TASK TO CARRY OUT:
Would you copy each line of the data below that has "children"?

Component data from apps and pages
————————

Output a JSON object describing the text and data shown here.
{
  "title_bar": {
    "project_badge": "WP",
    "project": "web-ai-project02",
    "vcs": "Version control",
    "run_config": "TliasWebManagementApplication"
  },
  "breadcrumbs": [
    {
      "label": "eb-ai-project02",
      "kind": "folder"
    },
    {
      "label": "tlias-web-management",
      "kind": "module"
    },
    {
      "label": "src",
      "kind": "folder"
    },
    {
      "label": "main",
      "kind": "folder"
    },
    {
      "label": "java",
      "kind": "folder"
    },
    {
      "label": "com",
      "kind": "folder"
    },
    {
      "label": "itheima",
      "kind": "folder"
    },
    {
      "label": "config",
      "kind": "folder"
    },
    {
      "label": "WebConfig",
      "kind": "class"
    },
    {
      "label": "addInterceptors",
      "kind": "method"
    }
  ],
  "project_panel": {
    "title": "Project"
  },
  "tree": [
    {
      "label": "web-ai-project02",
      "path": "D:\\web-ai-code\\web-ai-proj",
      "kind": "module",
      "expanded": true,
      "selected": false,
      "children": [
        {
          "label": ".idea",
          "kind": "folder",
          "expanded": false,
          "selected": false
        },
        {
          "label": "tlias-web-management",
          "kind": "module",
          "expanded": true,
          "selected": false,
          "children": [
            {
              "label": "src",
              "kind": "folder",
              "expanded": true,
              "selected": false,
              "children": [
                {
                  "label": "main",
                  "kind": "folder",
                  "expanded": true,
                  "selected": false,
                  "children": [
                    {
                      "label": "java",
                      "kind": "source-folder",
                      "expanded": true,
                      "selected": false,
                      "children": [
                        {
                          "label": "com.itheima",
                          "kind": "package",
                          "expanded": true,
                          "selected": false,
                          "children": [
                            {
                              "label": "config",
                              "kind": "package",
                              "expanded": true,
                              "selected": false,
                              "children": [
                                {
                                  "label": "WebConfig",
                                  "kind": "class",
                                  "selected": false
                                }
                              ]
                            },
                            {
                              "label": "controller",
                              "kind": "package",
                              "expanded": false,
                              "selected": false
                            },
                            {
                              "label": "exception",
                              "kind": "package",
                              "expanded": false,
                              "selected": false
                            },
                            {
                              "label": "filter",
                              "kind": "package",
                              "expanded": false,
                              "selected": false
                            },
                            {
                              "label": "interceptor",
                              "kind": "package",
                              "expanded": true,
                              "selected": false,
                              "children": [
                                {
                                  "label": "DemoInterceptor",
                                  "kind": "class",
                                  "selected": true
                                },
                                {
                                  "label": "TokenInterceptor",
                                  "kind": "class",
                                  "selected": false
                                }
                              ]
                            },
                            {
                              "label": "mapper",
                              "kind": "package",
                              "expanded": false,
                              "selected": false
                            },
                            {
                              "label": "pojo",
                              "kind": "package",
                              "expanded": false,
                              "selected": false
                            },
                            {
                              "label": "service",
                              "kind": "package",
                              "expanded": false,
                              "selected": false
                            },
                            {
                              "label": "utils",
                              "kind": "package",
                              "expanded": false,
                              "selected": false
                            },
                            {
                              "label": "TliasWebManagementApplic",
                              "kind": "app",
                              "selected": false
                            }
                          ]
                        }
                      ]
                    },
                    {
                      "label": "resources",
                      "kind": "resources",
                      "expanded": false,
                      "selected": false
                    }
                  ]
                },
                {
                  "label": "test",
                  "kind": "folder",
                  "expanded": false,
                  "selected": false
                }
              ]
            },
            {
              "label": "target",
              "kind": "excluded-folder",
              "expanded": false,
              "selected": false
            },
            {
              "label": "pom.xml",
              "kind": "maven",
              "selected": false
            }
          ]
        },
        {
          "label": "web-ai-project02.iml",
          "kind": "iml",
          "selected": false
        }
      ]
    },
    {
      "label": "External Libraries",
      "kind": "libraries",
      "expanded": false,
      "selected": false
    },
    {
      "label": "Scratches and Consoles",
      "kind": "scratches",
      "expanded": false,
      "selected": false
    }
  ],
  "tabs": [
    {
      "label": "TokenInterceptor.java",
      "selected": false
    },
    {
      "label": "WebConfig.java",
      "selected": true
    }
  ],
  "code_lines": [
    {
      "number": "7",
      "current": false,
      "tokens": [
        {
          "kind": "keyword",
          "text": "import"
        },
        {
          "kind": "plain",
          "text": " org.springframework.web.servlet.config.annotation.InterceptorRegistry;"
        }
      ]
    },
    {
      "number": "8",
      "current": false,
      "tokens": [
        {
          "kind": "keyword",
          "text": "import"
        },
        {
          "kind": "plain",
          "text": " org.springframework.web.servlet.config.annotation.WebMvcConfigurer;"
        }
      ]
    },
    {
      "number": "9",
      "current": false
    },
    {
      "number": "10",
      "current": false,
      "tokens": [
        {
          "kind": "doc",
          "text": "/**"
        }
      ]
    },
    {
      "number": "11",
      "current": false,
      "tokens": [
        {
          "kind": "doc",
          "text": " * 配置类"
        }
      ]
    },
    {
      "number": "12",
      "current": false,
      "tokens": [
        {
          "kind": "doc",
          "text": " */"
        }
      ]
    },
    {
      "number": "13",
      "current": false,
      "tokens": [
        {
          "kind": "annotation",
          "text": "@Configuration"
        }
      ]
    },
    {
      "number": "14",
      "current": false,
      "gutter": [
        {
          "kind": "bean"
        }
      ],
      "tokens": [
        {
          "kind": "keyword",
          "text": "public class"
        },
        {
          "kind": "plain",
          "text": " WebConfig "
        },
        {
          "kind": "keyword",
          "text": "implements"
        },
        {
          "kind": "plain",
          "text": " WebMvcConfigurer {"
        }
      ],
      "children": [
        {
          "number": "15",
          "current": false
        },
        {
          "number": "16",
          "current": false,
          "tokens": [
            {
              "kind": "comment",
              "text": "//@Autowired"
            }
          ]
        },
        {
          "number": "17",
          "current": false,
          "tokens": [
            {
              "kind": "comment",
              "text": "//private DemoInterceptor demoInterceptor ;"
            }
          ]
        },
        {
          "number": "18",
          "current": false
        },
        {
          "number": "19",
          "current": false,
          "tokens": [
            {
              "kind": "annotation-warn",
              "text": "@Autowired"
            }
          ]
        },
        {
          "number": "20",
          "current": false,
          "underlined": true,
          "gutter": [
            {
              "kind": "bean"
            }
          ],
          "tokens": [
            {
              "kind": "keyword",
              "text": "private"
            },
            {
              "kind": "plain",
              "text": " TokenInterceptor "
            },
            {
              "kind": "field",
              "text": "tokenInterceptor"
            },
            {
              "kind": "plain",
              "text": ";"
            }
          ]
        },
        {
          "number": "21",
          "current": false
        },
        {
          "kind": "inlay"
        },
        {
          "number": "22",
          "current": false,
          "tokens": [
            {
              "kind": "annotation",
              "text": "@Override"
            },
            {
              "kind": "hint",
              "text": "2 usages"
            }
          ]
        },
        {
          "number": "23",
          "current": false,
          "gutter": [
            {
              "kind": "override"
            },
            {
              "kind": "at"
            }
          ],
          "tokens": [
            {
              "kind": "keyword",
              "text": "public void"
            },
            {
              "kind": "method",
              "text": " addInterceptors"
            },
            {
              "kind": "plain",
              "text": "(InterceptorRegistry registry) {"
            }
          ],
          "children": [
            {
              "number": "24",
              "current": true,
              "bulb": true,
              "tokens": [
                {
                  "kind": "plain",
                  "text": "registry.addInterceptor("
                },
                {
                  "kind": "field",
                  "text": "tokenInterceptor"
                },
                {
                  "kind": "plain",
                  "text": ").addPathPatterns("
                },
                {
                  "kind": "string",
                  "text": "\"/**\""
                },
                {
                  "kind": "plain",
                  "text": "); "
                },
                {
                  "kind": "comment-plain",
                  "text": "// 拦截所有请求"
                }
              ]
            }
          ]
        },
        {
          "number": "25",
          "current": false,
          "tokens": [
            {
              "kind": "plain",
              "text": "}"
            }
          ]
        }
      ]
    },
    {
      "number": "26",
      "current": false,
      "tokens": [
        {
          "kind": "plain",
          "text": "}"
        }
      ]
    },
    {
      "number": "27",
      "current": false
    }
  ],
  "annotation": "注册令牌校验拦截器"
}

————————

ANSWER TO THE PROBLEM:
      "children": [
          "children": [
              "children": [
                  "children": [
                      "children": [
                          "children": [
                              "children": [
                              "children": [
      "children": [
          "children": [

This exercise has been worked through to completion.